Times Square, New York
Times Square was a lot cheaper in 1938. Look closely on the left and you can see a dinner deal for 60 cents. Today with 60 cents you can buy maybe a few pieces of chiclet gum.
Yellow Stone National Park, Wyoming
Back then there were no signs telling you to not feed the animals. Those bears must love Werther’s Originals.
Moulin Rouge, Paris
If you look closely you can see the advertisement for the 1954 Cannes film Festival. This photo also gave me terrifying thoughts of what they might sell in a 1950’s sex shop.
Great Pyramid of Giza, Egypt
A reddit user found this picture in his grandpa’s photos from World War II.
Trevi Fountain, Italy

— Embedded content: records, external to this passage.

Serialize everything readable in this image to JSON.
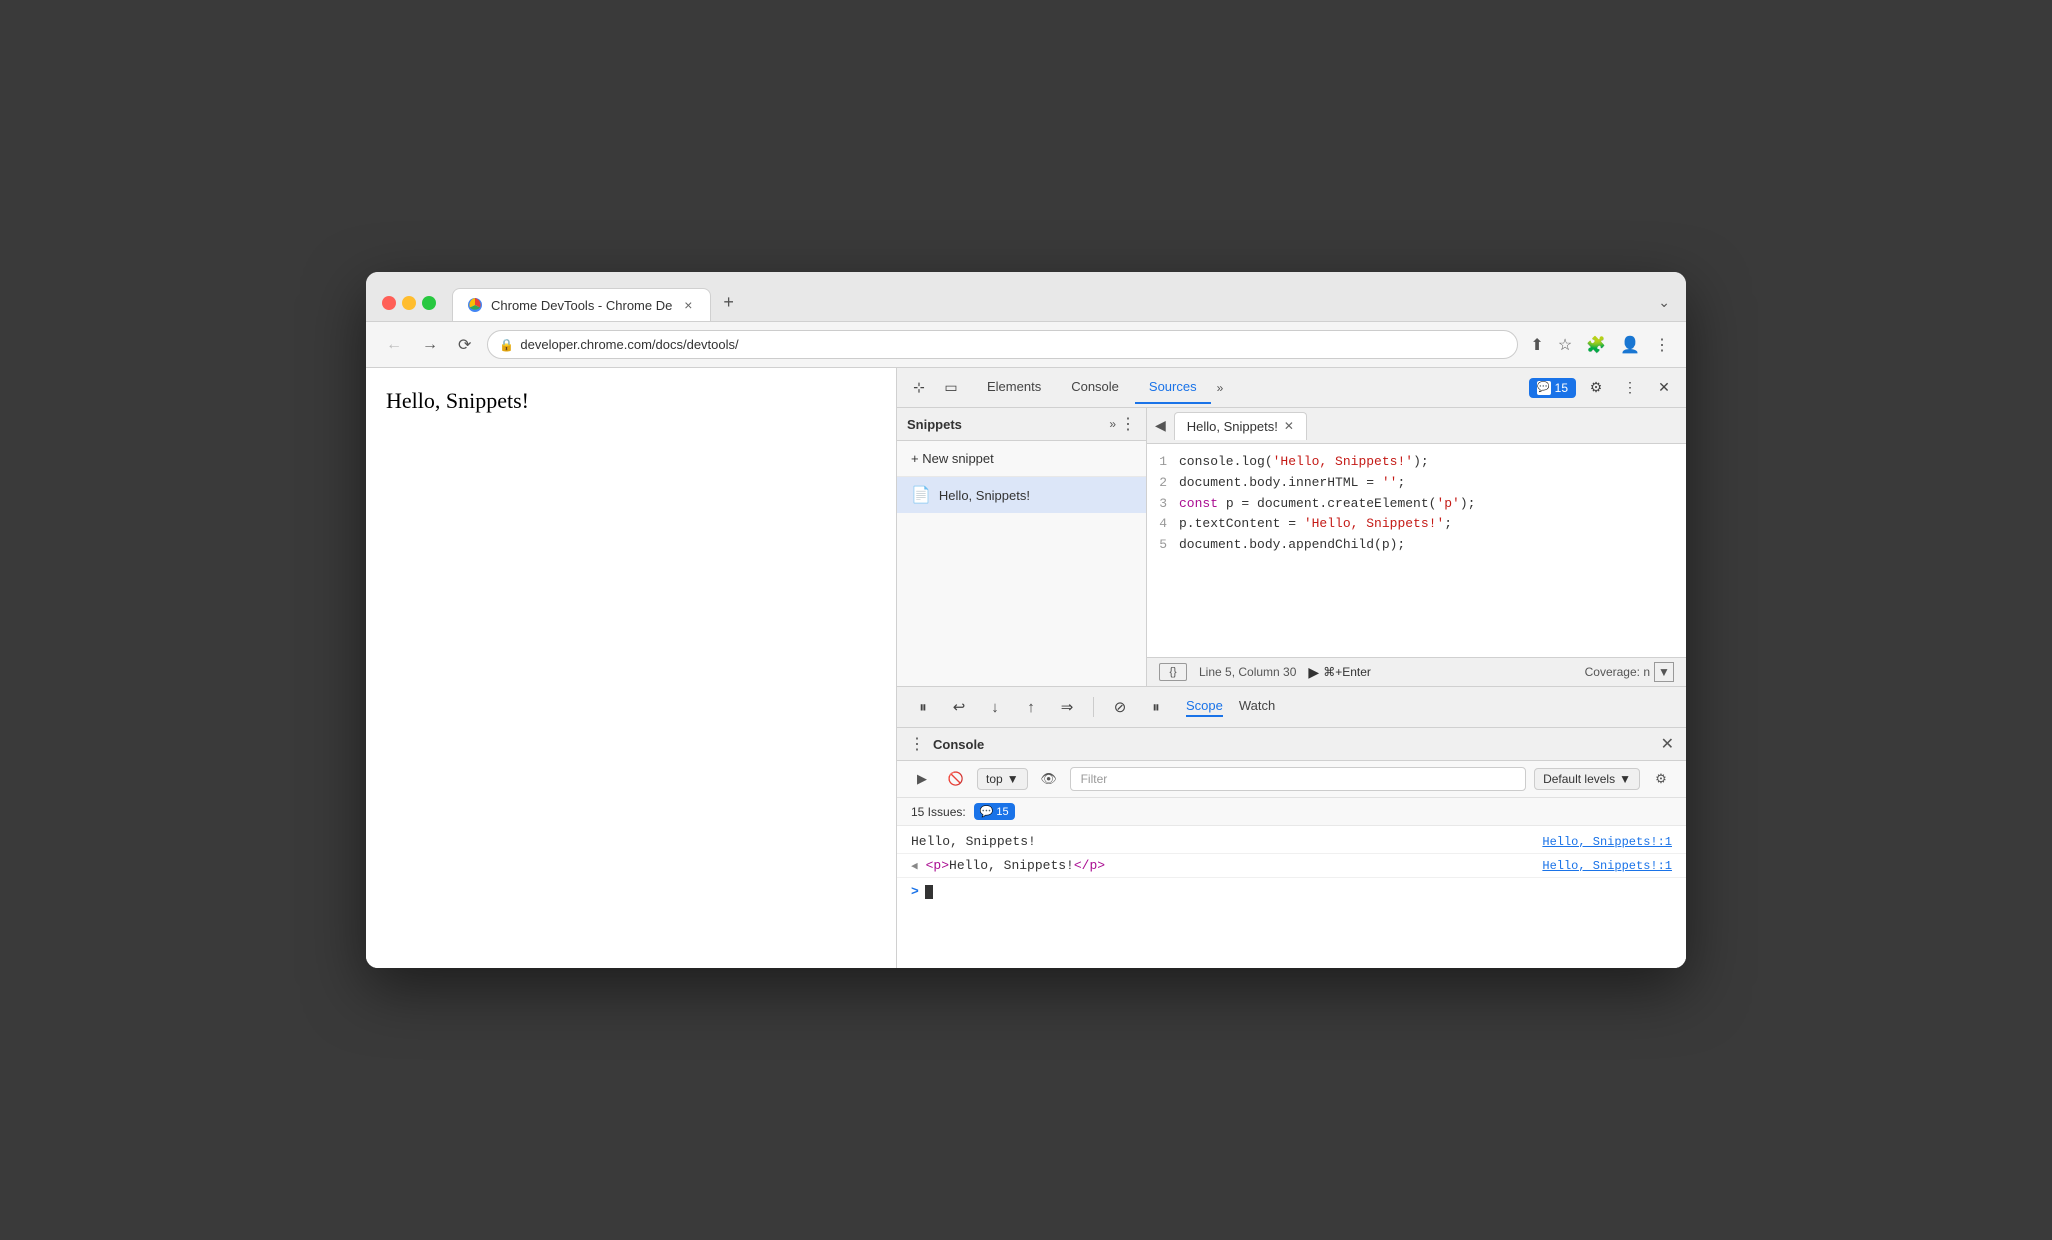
{
  "browser": {
    "tab_title": "Chrome DevTools - Chrome De",
    "tab_close": "×",
    "tab_new": "+",
    "tab_chevron": "⌄",
    "url": "developer.chrome.com/docs/devtools/",
    "page_text": "Hello, Snippets!"
  },
  "devtools": {
    "tabs": [
      "Elements",
      "Console",
      "Sources"
    ],
    "active_tab": "Sources",
    "issues_count": "15",
    "settings_icon": "⚙",
    "more_icon": "⋮",
    "close_icon": "×"
  },
  "sources": {
    "sidebar_title": "Snippets",
    "new_snippet_label": "+ New snippet",
    "snippet_name": "Hello, Snippets!",
    "editor_tab": "Hello, Snippets!",
    "back_icon": "◀",
    "code_lines": [
      {
        "num": 1,
        "code": "console.log('Hello, Snippets!');"
      },
      {
        "num": 2,
        "code": "document.body.innerHTML = '';"
      },
      {
        "num": 3,
        "code": "const p = document.createElement('p');"
      },
      {
        "num": 4,
        "code": "p.textContent = 'Hello, Snippets!';"
      },
      {
        "num": 5,
        "code": "document.body.appendChild(p);"
      }
    ],
    "status_line": "Line 5, Column 30",
    "run_label": "⌘+Enter",
    "coverage_label": "Coverage: n"
  },
  "debugger": {
    "scope_tab": "Scope",
    "watch_tab": "Watch"
  },
  "console": {
    "title": "Console",
    "context": "top",
    "filter_placeholder": "Filter",
    "levels": "Default levels",
    "issues_label": "15 Issues:",
    "issues_count": "15",
    "log_output": "Hello, Snippets!",
    "log_source": "Hello, Snippets!:1",
    "dom_output": "<p>Hello, Snippets!</p>",
    "dom_source": "Hello, Snippets!:1"
  }
}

This photo of the Trevi Fountain in Rome, Italy was from the filming of Alfred Hitchcocks film La Dolce Vita. I have never seen this movie, but I can guarantee you it’s at least a thousand times better than The Lizzie McGuire movie they filmed here. Gordo was the OG friend zone.

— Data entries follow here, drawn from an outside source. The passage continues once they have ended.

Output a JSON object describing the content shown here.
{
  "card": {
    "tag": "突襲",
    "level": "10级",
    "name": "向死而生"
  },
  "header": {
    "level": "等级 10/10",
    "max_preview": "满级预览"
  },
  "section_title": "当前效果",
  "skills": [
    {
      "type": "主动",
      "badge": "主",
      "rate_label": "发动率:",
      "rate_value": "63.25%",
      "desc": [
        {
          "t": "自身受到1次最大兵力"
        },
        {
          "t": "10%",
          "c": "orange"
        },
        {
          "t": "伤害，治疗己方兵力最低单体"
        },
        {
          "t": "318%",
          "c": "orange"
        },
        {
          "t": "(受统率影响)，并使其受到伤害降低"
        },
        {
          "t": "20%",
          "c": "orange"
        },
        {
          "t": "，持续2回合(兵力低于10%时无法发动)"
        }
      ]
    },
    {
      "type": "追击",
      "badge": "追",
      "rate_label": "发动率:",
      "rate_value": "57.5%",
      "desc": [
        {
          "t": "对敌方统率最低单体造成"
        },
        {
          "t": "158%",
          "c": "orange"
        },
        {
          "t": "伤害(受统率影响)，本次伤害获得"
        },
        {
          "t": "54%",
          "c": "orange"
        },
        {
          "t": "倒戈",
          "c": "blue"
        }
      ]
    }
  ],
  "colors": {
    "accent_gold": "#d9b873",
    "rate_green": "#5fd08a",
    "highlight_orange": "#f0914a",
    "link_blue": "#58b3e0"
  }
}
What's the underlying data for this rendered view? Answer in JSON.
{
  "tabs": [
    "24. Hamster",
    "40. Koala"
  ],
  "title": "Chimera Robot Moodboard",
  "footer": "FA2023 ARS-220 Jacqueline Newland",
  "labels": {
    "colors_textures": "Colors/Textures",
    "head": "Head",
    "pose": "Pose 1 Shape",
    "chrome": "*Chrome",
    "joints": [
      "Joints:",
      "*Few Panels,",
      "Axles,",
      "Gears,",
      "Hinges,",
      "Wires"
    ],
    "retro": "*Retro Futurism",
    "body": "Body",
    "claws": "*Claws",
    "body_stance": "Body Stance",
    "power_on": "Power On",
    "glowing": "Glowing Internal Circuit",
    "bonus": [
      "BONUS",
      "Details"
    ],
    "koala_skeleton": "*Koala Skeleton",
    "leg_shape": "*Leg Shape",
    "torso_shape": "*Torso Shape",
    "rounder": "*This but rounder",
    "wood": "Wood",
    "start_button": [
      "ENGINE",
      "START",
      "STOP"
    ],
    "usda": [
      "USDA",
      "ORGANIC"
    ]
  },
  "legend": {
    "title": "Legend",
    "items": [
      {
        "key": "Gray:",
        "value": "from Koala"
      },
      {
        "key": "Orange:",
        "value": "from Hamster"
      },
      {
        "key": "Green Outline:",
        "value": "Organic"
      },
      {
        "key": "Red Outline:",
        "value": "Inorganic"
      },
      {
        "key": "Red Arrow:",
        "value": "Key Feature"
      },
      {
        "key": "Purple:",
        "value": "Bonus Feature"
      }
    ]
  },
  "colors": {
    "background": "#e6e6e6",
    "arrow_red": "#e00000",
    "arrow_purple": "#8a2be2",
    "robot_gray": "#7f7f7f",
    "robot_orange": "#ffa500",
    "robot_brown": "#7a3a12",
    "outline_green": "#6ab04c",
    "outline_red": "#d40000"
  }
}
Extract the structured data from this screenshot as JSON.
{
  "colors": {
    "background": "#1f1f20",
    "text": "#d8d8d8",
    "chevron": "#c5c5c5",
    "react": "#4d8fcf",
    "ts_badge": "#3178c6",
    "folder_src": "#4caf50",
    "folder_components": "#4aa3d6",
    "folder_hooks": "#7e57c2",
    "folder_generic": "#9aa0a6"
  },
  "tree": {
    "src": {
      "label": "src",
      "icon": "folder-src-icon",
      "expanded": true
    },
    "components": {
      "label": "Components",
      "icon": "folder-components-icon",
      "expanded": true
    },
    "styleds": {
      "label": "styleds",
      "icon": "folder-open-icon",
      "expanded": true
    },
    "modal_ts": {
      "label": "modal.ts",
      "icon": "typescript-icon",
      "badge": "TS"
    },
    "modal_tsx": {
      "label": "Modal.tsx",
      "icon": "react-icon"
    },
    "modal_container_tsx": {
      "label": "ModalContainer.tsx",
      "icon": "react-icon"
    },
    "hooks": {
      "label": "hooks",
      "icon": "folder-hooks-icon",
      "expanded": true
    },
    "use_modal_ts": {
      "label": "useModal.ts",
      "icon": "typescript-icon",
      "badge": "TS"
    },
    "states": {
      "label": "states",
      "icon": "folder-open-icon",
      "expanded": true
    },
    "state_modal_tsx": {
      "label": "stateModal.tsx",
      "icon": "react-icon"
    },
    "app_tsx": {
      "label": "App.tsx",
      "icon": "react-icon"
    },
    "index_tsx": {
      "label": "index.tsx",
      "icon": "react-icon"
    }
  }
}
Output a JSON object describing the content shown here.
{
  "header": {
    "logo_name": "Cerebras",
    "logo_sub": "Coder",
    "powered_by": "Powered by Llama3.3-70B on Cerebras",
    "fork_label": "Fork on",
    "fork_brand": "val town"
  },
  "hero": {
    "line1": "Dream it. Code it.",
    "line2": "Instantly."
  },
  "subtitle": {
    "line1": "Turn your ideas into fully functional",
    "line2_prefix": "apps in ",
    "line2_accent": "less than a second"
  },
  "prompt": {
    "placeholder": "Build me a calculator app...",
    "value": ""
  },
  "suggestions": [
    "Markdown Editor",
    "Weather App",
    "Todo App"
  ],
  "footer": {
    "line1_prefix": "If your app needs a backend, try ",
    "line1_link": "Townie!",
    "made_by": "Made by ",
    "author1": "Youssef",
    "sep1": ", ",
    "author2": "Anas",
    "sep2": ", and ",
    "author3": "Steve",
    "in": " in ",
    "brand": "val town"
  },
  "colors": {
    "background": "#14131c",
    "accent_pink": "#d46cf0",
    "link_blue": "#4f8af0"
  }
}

Taj Mahal, India
An amazing photo of the Taj Mahal in Agra, India. Okay the photo is a bit crooked, but cut this guy a break; Tripods in the 1950’s were hard to come by. He was clearly distracted by this damsel on the left wearing a risqué just below the knee plaid skirt.
Because the clock tower in West Minister is called Big Ben, you can call this Little Ben. This market still stands today, but imagine it surrounded by a sea of motor scooters.
Riding a vespa through Rome was as romantic then as it is now. This guy is getting huge brownie points for this first date.
This photo is from the second Sino-Japanese war. The modern weaponry juxtaposed against the ancient architecture is a rare contrast. This is a photo from a violent and sad time in Chinese history, but unfortunately all I can think about is Donald Trump Saying China.
Angkor Wat, Cambodia
People dancing during a festival at Angkor Wat. Angkor Wat temple is one of the 7 wonders of the world. It was also where several scenes were shot for Lara Croft: Tomb Raider.
Time can change everything. For some of the worlds most iconic landmarks it’s not as much the landmark itself that changes, but its the patrons. Context paints a location with a different colored brush.
Do you have any questions, or comments? please comment below or tweet me @marekjmichalski.